[5]             While the medical evidence that I was referred to satisfies me that obtaining an MRI examination in this case was a reasonable step to take in the Plaintiff’s interest and to assist with a determination of whether or not there was a causal link to her neck, upper back, and lower back injuries and the motor vehicle accident, I am not satisfied that it was reasonable to incur the additional expense to have the MRI examination done in the private healthcare system.  I may have been persuaded it was reasonable to do so if, in fact, there was evidence that there was going to be an ongoing and significant delay in having the MRI examination done in the public healthcare system, but that evidence was not before me.
[6]             For these reasons, the disbursement will be disallowed.

ICBC Injury Claims, Trials and Disbursements

Generally speaking it can be very expensive to bring an ICBC injury claim to trial in British Columbia.  I’m not talking about lawyers fees here.  There are many very well qualified personal injury lawyers in BC who handle ICBC injury claims on a ‘contingency basis’ and most Plaintiffs with a good claim have the luxury of shopping around finding a lawyer that is the right fit for them.  What I’m referring to is the actual out of pocket cost of bringing a case to trial in the British Columbia Supreme Court.  These are called ‘disbursmemnts’.

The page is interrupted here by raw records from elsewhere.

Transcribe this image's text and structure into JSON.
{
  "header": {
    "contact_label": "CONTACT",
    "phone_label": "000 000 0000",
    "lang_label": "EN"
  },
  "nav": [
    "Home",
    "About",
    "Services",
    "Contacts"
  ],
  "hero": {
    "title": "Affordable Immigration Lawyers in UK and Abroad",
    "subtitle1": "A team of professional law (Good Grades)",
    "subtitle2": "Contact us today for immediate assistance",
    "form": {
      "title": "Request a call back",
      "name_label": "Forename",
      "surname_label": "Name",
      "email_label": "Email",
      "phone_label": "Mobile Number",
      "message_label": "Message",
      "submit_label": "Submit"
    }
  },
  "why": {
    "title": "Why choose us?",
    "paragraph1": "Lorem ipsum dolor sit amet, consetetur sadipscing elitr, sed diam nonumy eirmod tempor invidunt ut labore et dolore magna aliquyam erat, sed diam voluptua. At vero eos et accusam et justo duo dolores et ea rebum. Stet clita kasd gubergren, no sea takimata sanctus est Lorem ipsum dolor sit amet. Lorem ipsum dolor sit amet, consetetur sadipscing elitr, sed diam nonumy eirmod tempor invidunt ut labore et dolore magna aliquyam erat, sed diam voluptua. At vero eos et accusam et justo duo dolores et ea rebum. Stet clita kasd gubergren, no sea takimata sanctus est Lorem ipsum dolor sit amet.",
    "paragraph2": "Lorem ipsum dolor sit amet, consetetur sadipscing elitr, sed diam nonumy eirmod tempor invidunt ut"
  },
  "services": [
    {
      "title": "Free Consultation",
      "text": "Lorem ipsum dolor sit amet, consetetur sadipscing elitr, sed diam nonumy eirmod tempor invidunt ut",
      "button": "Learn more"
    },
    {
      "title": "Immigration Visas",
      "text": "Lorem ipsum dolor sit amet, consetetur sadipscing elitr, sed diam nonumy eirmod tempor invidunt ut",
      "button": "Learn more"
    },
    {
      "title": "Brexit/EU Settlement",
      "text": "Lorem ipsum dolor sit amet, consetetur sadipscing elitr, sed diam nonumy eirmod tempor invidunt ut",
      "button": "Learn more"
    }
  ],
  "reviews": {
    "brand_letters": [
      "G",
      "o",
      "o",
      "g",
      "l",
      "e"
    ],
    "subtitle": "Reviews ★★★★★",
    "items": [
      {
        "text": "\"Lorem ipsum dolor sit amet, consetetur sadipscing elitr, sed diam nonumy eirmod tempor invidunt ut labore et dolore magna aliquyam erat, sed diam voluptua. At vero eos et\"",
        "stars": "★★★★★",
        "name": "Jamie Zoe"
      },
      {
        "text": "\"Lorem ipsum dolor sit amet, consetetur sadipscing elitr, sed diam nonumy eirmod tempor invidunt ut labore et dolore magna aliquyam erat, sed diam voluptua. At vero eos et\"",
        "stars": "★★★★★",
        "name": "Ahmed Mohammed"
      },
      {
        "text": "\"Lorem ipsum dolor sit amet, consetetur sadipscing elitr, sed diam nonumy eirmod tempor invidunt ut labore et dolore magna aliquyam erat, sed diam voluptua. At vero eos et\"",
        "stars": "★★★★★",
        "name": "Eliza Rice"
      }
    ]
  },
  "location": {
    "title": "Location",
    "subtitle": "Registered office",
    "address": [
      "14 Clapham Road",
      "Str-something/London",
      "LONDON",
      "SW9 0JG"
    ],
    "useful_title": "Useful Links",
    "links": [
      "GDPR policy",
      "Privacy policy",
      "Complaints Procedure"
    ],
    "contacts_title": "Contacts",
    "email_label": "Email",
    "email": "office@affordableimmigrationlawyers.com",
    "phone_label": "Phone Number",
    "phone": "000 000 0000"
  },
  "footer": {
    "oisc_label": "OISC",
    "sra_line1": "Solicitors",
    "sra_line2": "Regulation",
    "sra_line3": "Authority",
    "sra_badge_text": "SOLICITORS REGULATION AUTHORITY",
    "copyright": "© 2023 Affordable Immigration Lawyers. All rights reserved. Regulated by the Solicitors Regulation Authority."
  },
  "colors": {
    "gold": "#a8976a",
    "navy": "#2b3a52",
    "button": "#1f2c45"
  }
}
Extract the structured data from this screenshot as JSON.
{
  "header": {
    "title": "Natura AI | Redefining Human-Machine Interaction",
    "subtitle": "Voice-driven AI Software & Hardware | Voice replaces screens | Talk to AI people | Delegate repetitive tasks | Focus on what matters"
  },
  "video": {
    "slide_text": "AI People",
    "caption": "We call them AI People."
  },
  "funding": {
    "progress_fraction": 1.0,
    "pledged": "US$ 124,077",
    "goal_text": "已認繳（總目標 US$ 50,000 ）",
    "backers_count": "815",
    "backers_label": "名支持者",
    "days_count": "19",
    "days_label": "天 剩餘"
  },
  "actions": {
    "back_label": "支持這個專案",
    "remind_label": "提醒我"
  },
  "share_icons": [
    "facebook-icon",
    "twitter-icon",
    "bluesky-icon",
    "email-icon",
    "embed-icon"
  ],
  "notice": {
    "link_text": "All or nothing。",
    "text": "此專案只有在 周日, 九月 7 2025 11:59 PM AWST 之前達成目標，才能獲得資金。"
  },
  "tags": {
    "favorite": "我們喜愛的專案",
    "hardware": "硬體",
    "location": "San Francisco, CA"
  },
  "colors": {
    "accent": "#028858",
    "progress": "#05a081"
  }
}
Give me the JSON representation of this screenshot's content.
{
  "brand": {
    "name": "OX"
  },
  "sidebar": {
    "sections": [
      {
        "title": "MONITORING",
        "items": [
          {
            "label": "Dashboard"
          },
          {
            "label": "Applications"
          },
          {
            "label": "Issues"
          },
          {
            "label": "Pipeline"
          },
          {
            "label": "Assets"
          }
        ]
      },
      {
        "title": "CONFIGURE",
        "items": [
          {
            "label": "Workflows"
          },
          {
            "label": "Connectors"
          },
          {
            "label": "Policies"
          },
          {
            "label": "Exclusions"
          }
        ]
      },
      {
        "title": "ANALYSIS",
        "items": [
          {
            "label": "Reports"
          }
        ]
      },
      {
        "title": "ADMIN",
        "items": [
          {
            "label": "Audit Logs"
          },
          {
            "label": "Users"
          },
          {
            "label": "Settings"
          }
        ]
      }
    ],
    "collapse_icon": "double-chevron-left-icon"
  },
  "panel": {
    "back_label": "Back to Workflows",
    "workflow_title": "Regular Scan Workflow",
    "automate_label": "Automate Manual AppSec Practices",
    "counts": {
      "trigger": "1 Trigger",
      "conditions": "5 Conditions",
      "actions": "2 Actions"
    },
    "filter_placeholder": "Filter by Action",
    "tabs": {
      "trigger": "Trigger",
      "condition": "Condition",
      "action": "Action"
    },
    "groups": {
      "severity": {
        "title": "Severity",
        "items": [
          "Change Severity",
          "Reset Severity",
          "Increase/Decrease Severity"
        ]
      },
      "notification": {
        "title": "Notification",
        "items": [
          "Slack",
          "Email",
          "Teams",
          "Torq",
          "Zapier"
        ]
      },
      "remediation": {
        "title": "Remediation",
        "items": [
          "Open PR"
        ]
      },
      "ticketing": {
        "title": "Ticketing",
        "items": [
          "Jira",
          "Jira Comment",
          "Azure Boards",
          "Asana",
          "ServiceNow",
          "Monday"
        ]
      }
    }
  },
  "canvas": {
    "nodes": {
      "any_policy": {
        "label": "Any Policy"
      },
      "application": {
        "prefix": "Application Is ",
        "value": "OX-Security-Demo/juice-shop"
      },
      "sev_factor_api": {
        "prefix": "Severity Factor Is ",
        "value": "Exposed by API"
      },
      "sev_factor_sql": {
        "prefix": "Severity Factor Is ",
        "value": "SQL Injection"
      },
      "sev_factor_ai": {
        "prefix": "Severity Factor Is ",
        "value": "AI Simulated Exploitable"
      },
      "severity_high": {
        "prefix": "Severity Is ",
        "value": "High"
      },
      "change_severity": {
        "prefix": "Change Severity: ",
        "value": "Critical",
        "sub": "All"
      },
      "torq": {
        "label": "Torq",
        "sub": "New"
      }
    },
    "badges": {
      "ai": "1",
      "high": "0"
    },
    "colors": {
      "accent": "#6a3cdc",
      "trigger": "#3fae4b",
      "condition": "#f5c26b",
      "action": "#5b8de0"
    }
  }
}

Most ICBC injury claims focus heavily on the nature and extent of car accident related injuries.  To properly present such a case in court expert opinion evidence is necessary.  Doctors are entitled to charge fees for providing this service and these fees can quickly get into the thousands of dollars, particularly with complex injury cases such as brain injury claims and chronic pain disorders.  Other fees, such as court filing fees, witness fees, process servers fees, photocopying expenses (these can quickly add up particularly in ICBC jury trials where multiple copies of all exhibits must be made) are also commonly incurred.
Most lawyers that advance ICBC injury claims on a contingency basis fund the disbursements to bring the case to trial.  After judgement the court has certain powers set out in the Rules of Court to award the victorious party their ‘costs and disbursemnts’.  If the parties can’t agree on which disbursements were reasonable an application can be made to the Court to make a ruling.
Reasons for judgment were released today dealing with the issue of ‘reasonable disbursements’ following a BC personal injury claim.  Some of the more interesting expenses allowed, from my perspective, were 3 MRI scans paid for privately through Canadian Medial Imaging.  These were allowed because “(a doctor) clearly did recommend an MRI to try to assess the cause of (the Plaintiff’s) ongoing problems”.  Also, the Trust Administration Fee (a fee lawyers must charge in BC when opening a new file) was held to be reasonable and the Defendant was ordered to pay this cost.  
While this judgement does not create any new law it is worth reviewing to see the types of expenses that are sometimes incurred in prosecuting ICBC injury claims and to see how the BC Supreme Court deals with the issue of reimbursement of these expenses.  If you are advancing an ICBC injury claim in the BC Supreme Court you should keep judgement such as this one in mind when deciding what expenses you will incur while preparing your case for trial.